* [INPUT DATA]:
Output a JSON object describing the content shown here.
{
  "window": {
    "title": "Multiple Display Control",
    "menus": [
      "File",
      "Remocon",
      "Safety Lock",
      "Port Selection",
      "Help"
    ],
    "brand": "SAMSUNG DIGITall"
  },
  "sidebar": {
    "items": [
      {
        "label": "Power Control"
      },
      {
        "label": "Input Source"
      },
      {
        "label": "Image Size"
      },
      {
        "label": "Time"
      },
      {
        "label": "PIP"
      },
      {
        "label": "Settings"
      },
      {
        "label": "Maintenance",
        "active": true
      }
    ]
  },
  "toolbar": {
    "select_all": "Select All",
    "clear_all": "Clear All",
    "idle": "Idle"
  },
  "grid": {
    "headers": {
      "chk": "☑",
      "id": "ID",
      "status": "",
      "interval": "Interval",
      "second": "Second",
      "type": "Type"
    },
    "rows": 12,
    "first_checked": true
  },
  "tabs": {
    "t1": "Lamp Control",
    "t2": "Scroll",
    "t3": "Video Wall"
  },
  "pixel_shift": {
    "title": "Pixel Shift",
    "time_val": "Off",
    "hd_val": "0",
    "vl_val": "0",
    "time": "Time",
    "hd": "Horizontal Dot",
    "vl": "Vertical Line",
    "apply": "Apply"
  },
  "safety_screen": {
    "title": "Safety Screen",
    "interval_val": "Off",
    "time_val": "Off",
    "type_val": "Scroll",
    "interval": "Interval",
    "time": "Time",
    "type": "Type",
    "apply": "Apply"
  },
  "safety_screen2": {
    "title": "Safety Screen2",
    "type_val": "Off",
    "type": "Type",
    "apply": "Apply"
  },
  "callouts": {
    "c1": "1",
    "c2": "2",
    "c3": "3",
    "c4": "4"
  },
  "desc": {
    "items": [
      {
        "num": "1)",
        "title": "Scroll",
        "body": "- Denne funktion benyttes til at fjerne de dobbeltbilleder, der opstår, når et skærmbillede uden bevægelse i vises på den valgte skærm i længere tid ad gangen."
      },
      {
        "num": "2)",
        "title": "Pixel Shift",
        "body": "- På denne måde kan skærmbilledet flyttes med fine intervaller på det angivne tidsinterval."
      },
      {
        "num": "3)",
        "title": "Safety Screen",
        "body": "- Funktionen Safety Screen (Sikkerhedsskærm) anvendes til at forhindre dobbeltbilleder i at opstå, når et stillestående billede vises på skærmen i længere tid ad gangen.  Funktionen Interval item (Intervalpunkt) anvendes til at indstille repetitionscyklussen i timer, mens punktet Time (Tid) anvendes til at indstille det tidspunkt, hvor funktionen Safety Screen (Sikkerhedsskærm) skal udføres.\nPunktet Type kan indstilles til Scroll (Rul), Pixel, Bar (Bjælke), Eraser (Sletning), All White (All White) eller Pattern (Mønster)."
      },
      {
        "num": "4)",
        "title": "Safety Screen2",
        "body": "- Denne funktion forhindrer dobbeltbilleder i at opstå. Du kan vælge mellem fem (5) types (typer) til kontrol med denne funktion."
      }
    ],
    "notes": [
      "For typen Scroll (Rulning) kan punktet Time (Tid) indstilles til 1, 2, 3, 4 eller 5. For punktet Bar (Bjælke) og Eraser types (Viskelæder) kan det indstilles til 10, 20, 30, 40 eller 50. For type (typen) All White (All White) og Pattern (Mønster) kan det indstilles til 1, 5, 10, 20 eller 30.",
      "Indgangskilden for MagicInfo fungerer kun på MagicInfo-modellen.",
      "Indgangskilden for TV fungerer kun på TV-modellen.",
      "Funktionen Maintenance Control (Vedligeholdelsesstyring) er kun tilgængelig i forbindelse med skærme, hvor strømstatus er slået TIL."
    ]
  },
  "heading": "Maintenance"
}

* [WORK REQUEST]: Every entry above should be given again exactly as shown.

* [REPLY TO THE EXERCISE]:
Output a JSON object describing the content shown here.
{
  "window": {
    "title": "Multiple Display Control",
    "menus": [
      "File",
      "Remocon",
      "Safety Lock",
      "Port Selection",
      "Help"
    ],
    "brand": "SAMSUNG DIGITall"
  },
  "sidebar": {
    "items": [
      {
        "label": "Power Control"
      },
      {
        "label": "Input Source"
      },
      {
        "label": "Image Size"
      },
      {
        "label": "Time"
      },
      {
        "label": "PIP"
      },
      {
        "label": "Settings"
      },
      {
        "label": "Maintenance",
        "active": true
      }
    ]
  },
  "toolbar": {
    "select_all": "Select All",
    "clear_all": "Clear All",
    "idle": "Idle"
  },
  "grid": {
    "headers": {
      "chk": "☑",
      "id": "ID",
      "status": "",
      "interval": "Interval",
      "second": "Second",
      "type": "Type"
    },
    "rows": 12,
    "first_checked": true
  },
  "tabs": {
    "t1": "Lamp Control",
    "t2": "Scroll",
    "t3": "Video Wall"
  },
  "pixel_shift": {
    "title": "Pixel Shift",
    "time_val": "Off",
    "hd_val": "0",
    "vl_val": "0",
    "time": "Time",
    "hd": "Horizontal Dot",
    "vl": "Vertical Line",
    "apply": "Apply"
  },
  "safety_screen": {
    "title": "Safety Screen",
    "interval_val": "Off",
    "time_val": "Off",
    "type_val": "Scroll",
    "interval": "Interval",
    "time": "Time",
    "type": "Type",
    "apply": "Apply"
  },
  "safety_screen2": {
    "title": "Safety Screen2",
    "type_val": "Off",
    "type": "Type",
    "apply": "Apply"
  },
  "callouts": {
    "c1": "1",
    "c2": "2",
    "c3": "3",
    "c4": "4"
  },
  "desc": {
    "items": [
      {
        "num": "1)",
        "title": "Scroll",
        "body": "- Denne funktion benyttes til at fjerne de dobbeltbilleder, der opstår, når et skærmbillede uden bevægelse i vises på den valgte skærm i længere tid ad gangen."
      },
      {
        "num": "2)",
        "title": "Pixel Shift",
        "body": "- På denne måde kan skærmbilledet flyttes med fine intervaller på det angivne tidsinterval."
      },
      {
        "num": "3)",
        "title": "Safety Screen",
        "body": "- Funktionen Safety Screen (Sikkerhedsskærm) anvendes til at forhindre dobbeltbilleder i at opstå, når et stillestående billede vises på skærmen i længere tid ad gangen.  Funktionen Interval item (Intervalpunkt) anvendes til at indstille repetitionscyklussen i timer, mens punktet Time (Tid) anvendes til at indstille det tidspunkt, hvor funktionen Safety Screen (Sikkerhedsskærm) skal udføres.\nPunktet Type kan indstilles til Scroll (Rul), Pixel, Bar (Bjælke), Eraser (Sletning), All White (All White) eller Pattern (Mønster)."
      },
      {
        "num": "4)",
        "title": "Safety Screen2",
        "body": "- Denne funktion forhindrer dobbeltbilleder i at opstå. Du kan vælge mellem fem (5) types (typer) til kontrol med denne funktion."
      }
    ],
    "notes": [
      "For typen Scroll (Rulning) kan punktet Time (Tid) indstilles til 1, 2, 3, 4 eller 5. For punktet Bar (Bjælke) og Eraser types (Viskelæder) kan det indstilles til 10, 20, 30, 40 eller 50. For type (typen) All White (All White) og Pattern (Mønster) kan det indstilles til 1, 5, 10, 20 eller 30.",
      "Indgangskilden for MagicInfo fungerer kun på MagicInfo-modellen.",
      "Indgangskilden for TV fungerer kun på TV-modellen.",
      "Funktionen Maintenance Control (Vedligeholdelsesstyring) er kun tilgængelig i forbindelse med skærme, hvor strømstatus er slået TIL."
    ]
  },
  "heading": "Maintenance"
}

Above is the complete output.